The weird intricate patterns as shown in the image exist for real which depicts highly unstable and ever-changing atmosphere of Gas King. These patterns appear no less than a beautiful art made by a famous artist like Picasso.
JunoCam imager installed in Juno spacecraft has taken the beautiful shot on Dec. 16, 2017, at 9:43 a.m. PST (12:43 p.m. EST). The probe was nearly 8,292 miles (13,345 kilometers) above the tops of Jupiter’s clouds while capturing the image at a latitude of 48.9 degrees.
Thanks to citizen scientists Gerald Eichstädt and Seán Doran who processed the image to enhance its colors and make it look more appealing to space enthusiasts, before releasing it on the NASA’s official website.
Previously, the spacecraft has taken breathtaking pictures of Jupiter’s Jovian Clouds in striking shades of blue, several storms on the gas giant that appear like a ‘String of Pearls‘, but what caught most attention was the astonishing image of raging storm on the Jupiter.
All these images have been shot by JunoCam imager that was not included in the spacecraft for the mission initially. But, scientists installed the colored camera just to ignite the interest of the public in the iconic mission.
The Juno spacecraft took off from Cape Canaveral, Florida, on Aug 5, 2011, and reached Jupiter after completing nearly five years long journey on July 5, 2016. Since then, the spacecraft has made several flybys of the gas giant to study its auroras and to learn more about the planet’s origins, structure, atmosphere, and magnetosphere.
Juno’s name comes from Roman mythology. The mythical god Jupiter drew a veil of clouds around himself to hide his mischief, and his wife — the goddess Juno — was able to peer through the clouds and reveal Jupiter’s true nature.

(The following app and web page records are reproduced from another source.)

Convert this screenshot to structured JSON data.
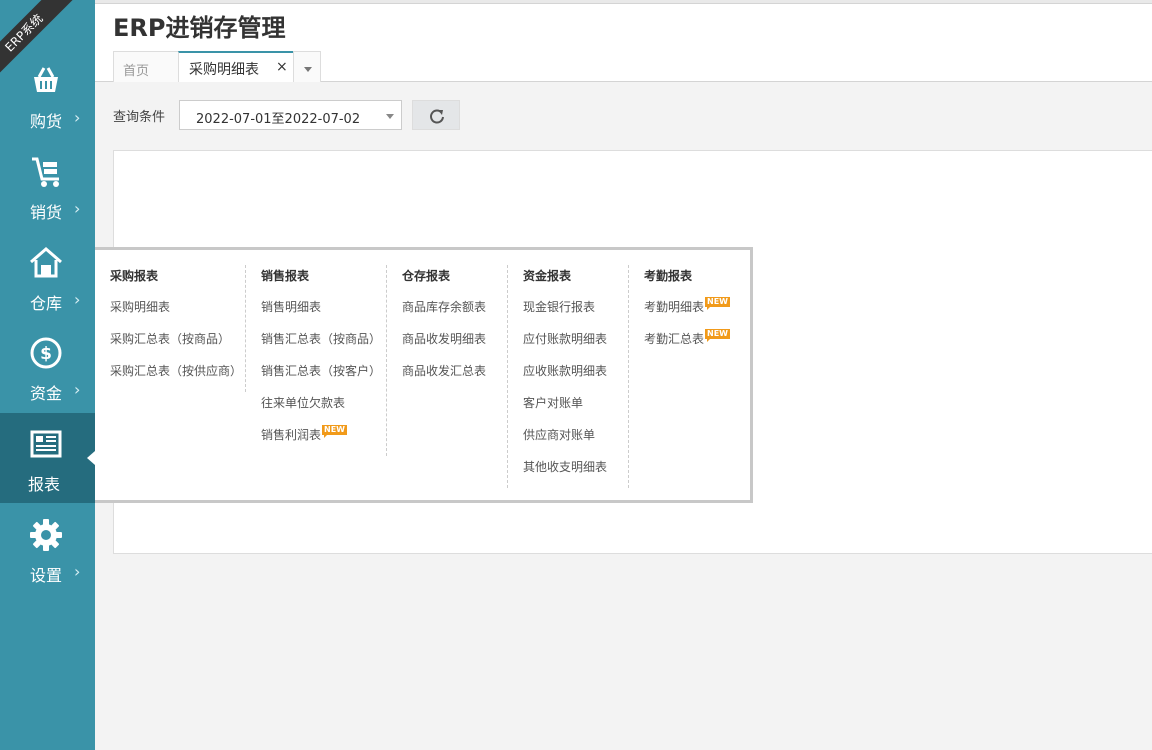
{
  "sidebar": {
    "ribbon": "ERP系统",
    "items": [
      {
        "label": "购货",
        "arrow": "›"
      },
      {
        "label": "销货",
        "arrow": "›"
      },
      {
        "label": "仓库",
        "arrow": "›"
      },
      {
        "label": "资金",
        "arrow": "›"
      },
      {
        "label": "报表"
      },
      {
        "label": "设置",
        "arrow": "›"
      }
    ]
  },
  "header": {
    "title": "ERP进销存管理",
    "tabs": [
      {
        "label": "首页"
      },
      {
        "label": "采购明细表",
        "close": "×"
      }
    ]
  },
  "query": {
    "label": "查询条件",
    "date_range": "2022-07-01至2022-07-02"
  },
  "menu": {
    "columns": [
      {
        "title": "采购报表",
        "items": [
          {
            "label": "采购明细表"
          },
          {
            "label": "采购汇总表（按商品）"
          },
          {
            "label": "采购汇总表（按供应商）"
          }
        ]
      },
      {
        "title": "销售报表",
        "items": [
          {
            "label": "销售明细表"
          },
          {
            "label": "销售汇总表（按商品）"
          },
          {
            "label": "销售汇总表（按客户）"
          },
          {
            "label": "往来单位欠款表"
          },
          {
            "label": "销售利润表",
            "badge": "NEW"
          }
        ]
      },
      {
        "title": "仓存报表",
        "items": [
          {
            "label": "商品库存余额表"
          },
          {
            "label": "商品收发明细表"
          },
          {
            "label": "商品收发汇总表"
          }
        ]
      },
      {
        "title": "资金报表",
        "items": [
          {
            "label": "现金银行报表"
          },
          {
            "label": "应付账款明细表"
          },
          {
            "label": "应收账款明细表"
          },
          {
            "label": "客户对账单"
          },
          {
            "label": "供应商对账单"
          },
          {
            "label": "其他收支明细表"
          }
        ]
      },
      {
        "title": "考勤报表",
        "items": [
          {
            "label": "考勤明细表",
            "badge": "NEW"
          },
          {
            "label": "考勤汇总表",
            "badge": "NEW"
          }
        ]
      }
    ]
  },
  "colors": {
    "sidebar": "#3a93a8",
    "sidebar_active": "#256c7e",
    "badge": "#f19a1a"
  }
}
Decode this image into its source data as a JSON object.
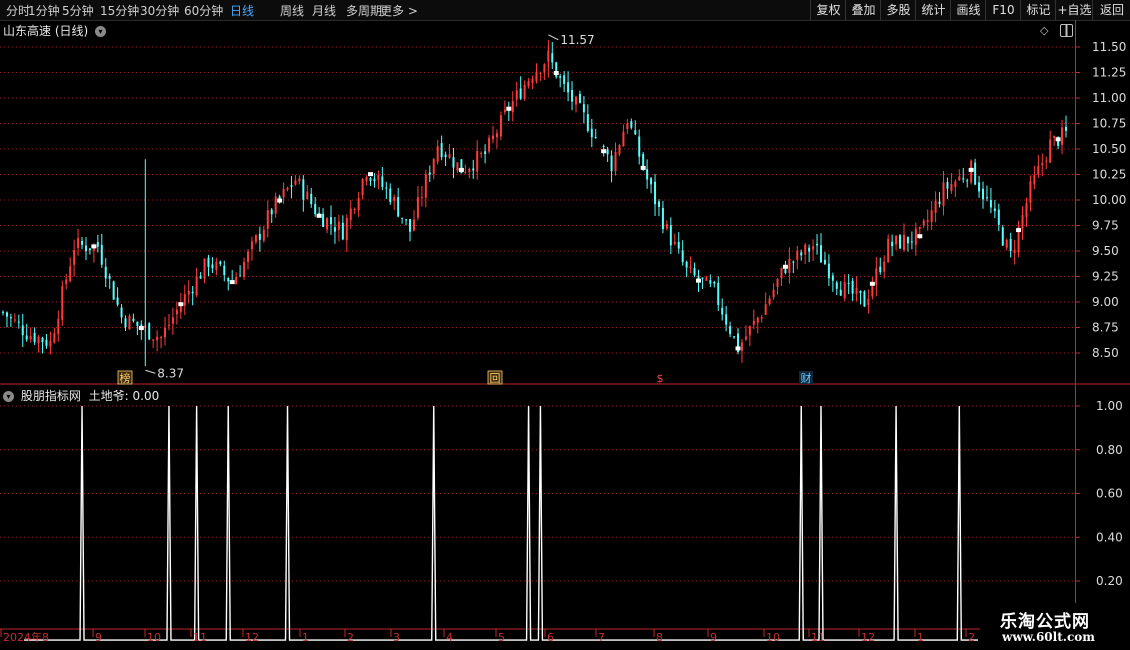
{
  "toolbar": {
    "periods": [
      "分时",
      "1分钟",
      "5分钟",
      "15分钟",
      "30分钟",
      "60分钟",
      "日线",
      "周线",
      "月线",
      "多周期",
      "更多 >"
    ],
    "active_period": "日线",
    "actions": [
      "复权",
      "叠加",
      "多股",
      "统计",
      "画线",
      "F10",
      "标记",
      "+自选",
      "返回"
    ]
  },
  "main_panel": {
    "title": "山东高速 (日线)",
    "high_label": "11.57",
    "low_label": "8.37",
    "y_ticks": [
      "11.50",
      "11.25",
      "11.00",
      "10.75",
      "10.50",
      "10.25",
      "10.00",
      "9.75",
      "9.50",
      "9.25",
      "9.00",
      "8.75",
      "8.50"
    ],
    "markers": [
      "榜",
      "回",
      "$",
      "财"
    ]
  },
  "indicator_panel": {
    "title": "股朋指标网",
    "value_label": "土地爷: 0.00",
    "y_ticks": [
      "1.00",
      "0.80",
      "0.60",
      "0.40",
      "0.20"
    ]
  },
  "x_axis": {
    "labels": [
      "2024年8",
      "9",
      "10",
      "11",
      "12",
      "1",
      "2",
      "3",
      "4",
      "5",
      "6",
      "7",
      "8",
      "9",
      "10",
      "11",
      "12",
      "1",
      "2"
    ]
  },
  "watermark": {
    "title": "乐淘公式网",
    "url": "www.60lt.com"
  },
  "colors": {
    "up": "#ff3b3b",
    "down": "#54ffff",
    "axis": "#c0282d",
    "signal": "#ffffff",
    "active": "#4aa8ff"
  },
  "chart_data": [
    {
      "type": "candlestick",
      "ylim": [
        8.3,
        11.65
      ],
      "series_anchors": [
        {
          "d": 0,
          "v": 8.9
        },
        {
          "d": 6,
          "v": 8.7
        },
        {
          "d": 12,
          "v": 8.6
        },
        {
          "d": 18,
          "v": 9.55
        },
        {
          "d": 24,
          "v": 9.55
        },
        {
          "d": 30,
          "v": 8.85
        },
        {
          "d": 35,
          "v": 8.75
        },
        {
          "d": 40,
          "v": 8.65
        },
        {
          "d": 46,
          "v": 9.05
        },
        {
          "d": 52,
          "v": 9.4
        },
        {
          "d": 58,
          "v": 9.2
        },
        {
          "d": 62,
          "v": 9.45
        },
        {
          "d": 68,
          "v": 9.9
        },
        {
          "d": 74,
          "v": 10.2
        },
        {
          "d": 80,
          "v": 9.85
        },
        {
          "d": 86,
          "v": 9.7
        },
        {
          "d": 92,
          "v": 10.3
        },
        {
          "d": 98,
          "v": 10.05
        },
        {
          "d": 103,
          "v": 9.7
        },
        {
          "d": 110,
          "v": 10.55
        },
        {
          "d": 116,
          "v": 10.3
        },
        {
          "d": 122,
          "v": 10.45
        },
        {
          "d": 128,
          "v": 10.9
        },
        {
          "d": 134,
          "v": 11.25
        },
        {
          "d": 138,
          "v": 11.4
        },
        {
          "d": 142,
          "v": 11.1
        },
        {
          "d": 148,
          "v": 10.75
        },
        {
          "d": 154,
          "v": 10.35
        },
        {
          "d": 158,
          "v": 10.8
        },
        {
          "d": 163,
          "v": 10.2
        },
        {
          "d": 168,
          "v": 9.7
        },
        {
          "d": 173,
          "v": 9.3
        },
        {
          "d": 180,
          "v": 9.1
        },
        {
          "d": 186,
          "v": 8.55
        },
        {
          "d": 192,
          "v": 8.9
        },
        {
          "d": 198,
          "v": 9.35
        },
        {
          "d": 205,
          "v": 9.55
        },
        {
          "d": 212,
          "v": 9.15
        },
        {
          "d": 218,
          "v": 9.0
        },
        {
          "d": 224,
          "v": 9.55
        },
        {
          "d": 232,
          "v": 9.65
        },
        {
          "d": 238,
          "v": 10.1
        },
        {
          "d": 245,
          "v": 10.3
        },
        {
          "d": 250,
          "v": 9.9
        },
        {
          "d": 255,
          "v": 9.45
        },
        {
          "d": 260,
          "v": 10.1
        },
        {
          "d": 265,
          "v": 10.55
        },
        {
          "d": 269,
          "v": 10.65
        }
      ],
      "high": 11.57,
      "low": 8.37
    },
    {
      "type": "line",
      "name": "土地爷",
      "ylim": [
        0,
        1.0
      ],
      "spikes_day_index": [
        20,
        42,
        49,
        57,
        72,
        109,
        133,
        136,
        202,
        207,
        226,
        242
      ]
    }
  ]
}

JPL manages the Juno mission for the principal investigator, Scott Bolton, of Southwest Research Institute in San Antonio. Juno is part of NASA’s New Frontiers Program, which is managed at NASA’s Marshall Space Flight Center in Huntsville, Alabama, for NASA’s Science Mission Directorate. Lockheed Martin Space Systems, Denver, built the spacecraft. Caltech in Pasadena, California, manages JPL for NASA.
You can see all the images captured by Juno spacecraft here.